TASK:
In the entries below, filter for the word "Enter" and copy every matching line.

SOURCE DATA:

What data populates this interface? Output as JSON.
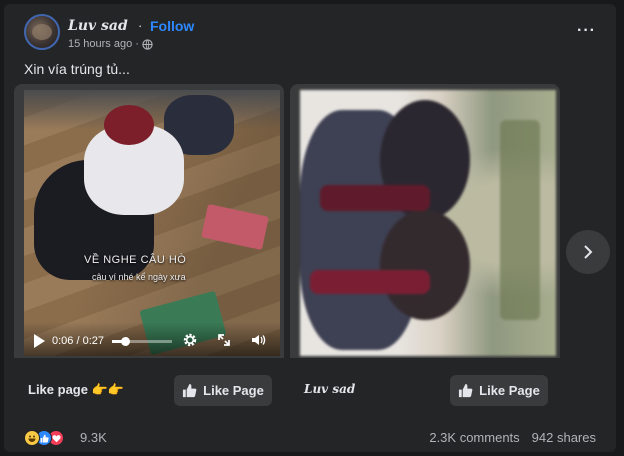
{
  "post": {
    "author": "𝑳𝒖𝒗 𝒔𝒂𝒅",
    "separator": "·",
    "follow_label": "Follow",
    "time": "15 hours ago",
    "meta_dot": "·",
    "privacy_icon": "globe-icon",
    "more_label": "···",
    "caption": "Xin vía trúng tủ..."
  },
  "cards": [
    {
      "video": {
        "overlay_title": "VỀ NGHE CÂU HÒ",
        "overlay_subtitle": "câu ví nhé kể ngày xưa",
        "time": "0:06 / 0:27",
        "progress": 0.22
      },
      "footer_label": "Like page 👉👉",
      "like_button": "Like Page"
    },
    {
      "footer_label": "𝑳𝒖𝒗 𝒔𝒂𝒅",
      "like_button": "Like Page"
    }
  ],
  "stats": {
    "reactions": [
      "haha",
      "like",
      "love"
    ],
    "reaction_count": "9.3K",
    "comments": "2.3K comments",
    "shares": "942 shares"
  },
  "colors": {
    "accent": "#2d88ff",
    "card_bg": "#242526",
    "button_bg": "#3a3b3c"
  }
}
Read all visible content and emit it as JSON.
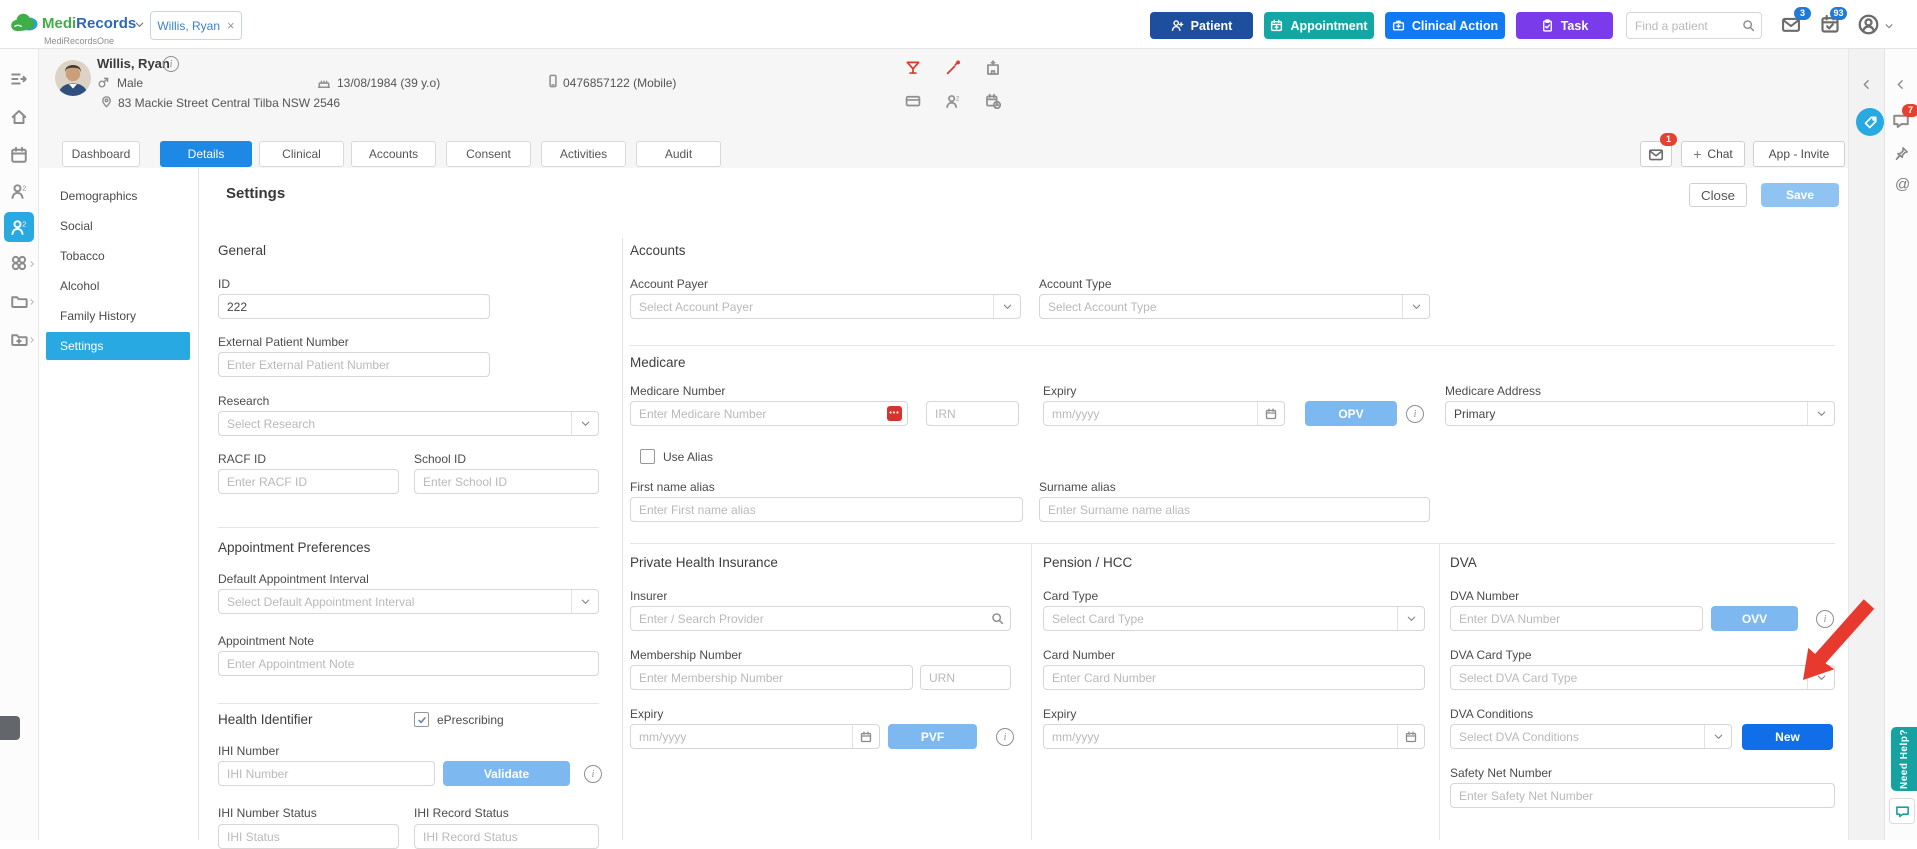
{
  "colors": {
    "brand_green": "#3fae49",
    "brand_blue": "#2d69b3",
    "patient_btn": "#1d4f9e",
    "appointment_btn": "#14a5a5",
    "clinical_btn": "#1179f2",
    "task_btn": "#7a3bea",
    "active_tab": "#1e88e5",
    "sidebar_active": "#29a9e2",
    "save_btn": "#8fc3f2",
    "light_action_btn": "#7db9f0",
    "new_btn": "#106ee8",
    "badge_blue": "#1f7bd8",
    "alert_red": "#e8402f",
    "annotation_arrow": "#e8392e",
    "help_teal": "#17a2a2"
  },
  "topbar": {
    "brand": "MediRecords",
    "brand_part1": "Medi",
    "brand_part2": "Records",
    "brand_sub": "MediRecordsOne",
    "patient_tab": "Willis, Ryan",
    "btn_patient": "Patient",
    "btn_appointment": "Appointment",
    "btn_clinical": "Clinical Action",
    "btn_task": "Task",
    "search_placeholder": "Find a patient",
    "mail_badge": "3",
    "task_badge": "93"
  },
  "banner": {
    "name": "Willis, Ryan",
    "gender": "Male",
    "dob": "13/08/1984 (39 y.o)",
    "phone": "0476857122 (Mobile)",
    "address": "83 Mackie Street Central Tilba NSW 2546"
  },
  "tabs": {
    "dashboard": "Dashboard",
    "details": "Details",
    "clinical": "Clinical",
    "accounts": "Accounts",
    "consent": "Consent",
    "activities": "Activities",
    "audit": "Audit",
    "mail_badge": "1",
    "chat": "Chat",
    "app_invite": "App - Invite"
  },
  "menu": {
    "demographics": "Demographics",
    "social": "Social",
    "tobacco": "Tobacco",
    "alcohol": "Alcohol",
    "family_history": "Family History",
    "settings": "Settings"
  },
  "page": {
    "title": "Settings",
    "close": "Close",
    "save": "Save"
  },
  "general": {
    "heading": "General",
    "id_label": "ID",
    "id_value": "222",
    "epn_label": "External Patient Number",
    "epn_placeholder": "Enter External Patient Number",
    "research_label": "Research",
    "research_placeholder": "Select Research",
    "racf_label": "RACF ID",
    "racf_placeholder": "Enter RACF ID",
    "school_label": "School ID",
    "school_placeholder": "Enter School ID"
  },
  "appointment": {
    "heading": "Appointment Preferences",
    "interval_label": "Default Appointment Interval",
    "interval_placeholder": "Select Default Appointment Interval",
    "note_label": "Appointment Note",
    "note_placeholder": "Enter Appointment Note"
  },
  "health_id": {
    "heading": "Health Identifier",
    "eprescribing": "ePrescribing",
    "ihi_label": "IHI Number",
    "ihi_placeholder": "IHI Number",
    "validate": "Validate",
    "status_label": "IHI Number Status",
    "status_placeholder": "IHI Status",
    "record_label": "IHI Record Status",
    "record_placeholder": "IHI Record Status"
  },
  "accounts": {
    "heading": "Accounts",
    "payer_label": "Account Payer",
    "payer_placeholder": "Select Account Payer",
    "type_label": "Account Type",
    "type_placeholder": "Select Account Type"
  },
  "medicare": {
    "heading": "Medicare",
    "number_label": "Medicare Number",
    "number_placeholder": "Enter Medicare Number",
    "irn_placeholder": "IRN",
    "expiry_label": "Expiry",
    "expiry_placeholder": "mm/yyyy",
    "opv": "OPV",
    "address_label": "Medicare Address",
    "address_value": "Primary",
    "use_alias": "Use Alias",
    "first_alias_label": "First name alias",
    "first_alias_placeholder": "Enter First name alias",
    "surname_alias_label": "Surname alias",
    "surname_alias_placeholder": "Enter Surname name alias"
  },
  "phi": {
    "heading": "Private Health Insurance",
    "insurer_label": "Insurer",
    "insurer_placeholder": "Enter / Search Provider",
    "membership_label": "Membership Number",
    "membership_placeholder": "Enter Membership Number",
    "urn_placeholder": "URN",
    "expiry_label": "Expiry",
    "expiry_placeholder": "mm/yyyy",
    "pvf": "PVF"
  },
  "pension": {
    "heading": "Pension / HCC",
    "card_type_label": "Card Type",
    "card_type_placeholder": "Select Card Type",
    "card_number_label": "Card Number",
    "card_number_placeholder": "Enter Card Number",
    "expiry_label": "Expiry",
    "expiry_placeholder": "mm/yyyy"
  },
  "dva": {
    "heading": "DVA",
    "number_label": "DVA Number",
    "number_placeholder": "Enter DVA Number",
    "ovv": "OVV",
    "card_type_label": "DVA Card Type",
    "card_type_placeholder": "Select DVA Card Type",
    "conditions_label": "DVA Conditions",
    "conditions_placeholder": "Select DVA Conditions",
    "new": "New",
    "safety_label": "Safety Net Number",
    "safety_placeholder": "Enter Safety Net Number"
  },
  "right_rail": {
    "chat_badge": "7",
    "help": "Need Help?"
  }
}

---

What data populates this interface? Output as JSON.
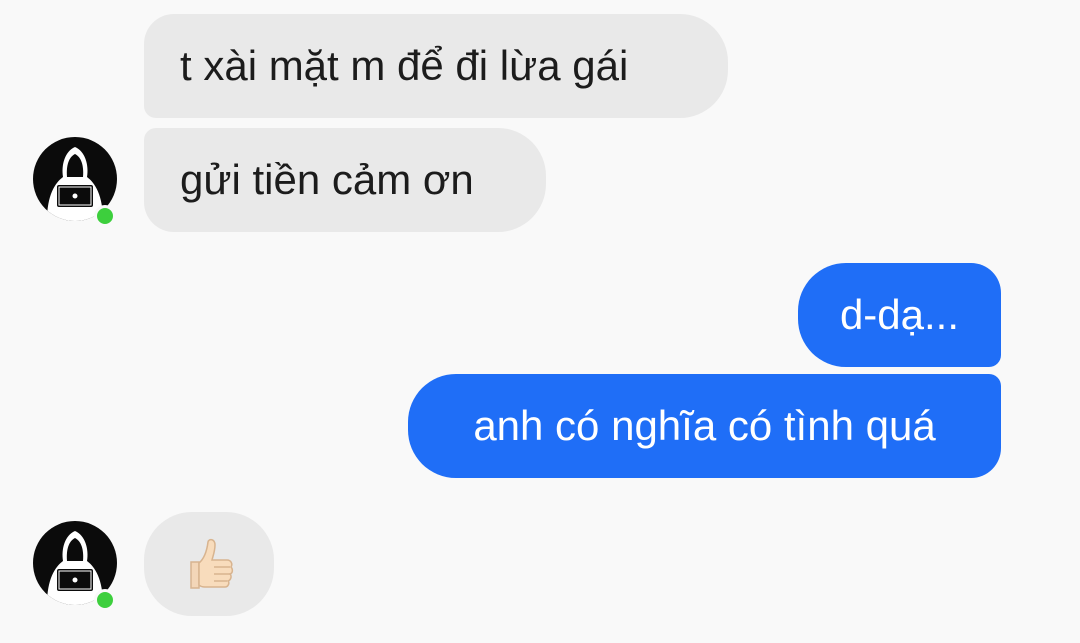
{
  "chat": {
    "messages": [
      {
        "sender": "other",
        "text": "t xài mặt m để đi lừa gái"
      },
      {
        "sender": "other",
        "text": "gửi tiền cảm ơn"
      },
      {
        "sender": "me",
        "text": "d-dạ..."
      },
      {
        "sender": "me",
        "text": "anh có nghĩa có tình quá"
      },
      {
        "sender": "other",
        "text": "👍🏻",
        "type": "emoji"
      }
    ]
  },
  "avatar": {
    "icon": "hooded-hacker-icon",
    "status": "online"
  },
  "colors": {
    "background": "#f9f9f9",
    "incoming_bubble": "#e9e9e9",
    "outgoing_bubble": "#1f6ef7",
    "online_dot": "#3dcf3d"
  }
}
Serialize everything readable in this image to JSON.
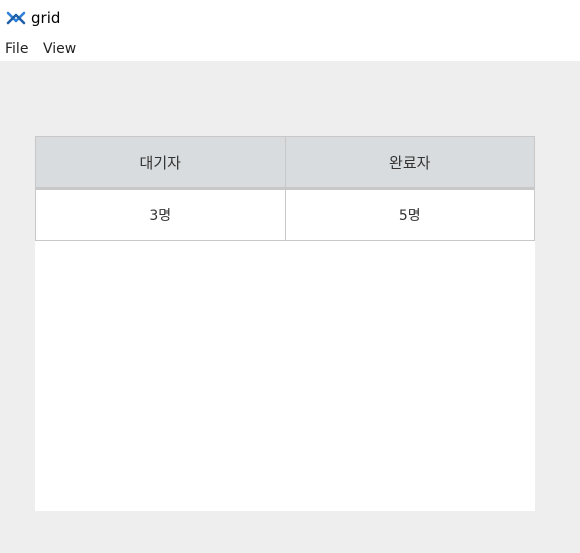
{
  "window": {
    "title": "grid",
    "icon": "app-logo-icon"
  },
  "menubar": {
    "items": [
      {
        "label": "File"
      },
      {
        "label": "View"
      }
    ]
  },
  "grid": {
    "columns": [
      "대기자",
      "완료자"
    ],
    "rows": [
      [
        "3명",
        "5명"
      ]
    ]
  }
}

EXERCISE SOLUTION:
    "epn_placeholder": "Enter External Patient Number",
    "racf_placeholder": "Enter RACF ID",
    "school_placeholder": "Enter School ID"
    "note_placeholder": "Enter Appointment Note"
    "number_placeholder": "Enter Medicare Number",
    "first_alias_placeholder": "Enter First name alias",
    "surname_alias_placeholder": "Enter Surname name alias"
    "insurer_placeholder": "Enter / Search Provider",
    "membership_placeholder": "Enter Membership Number",
    "card_number_placeholder": "Enter Card Number",
    "number_placeholder": "Enter DVA Number",
    "safety_placeholder": "Enter Safety Net Number"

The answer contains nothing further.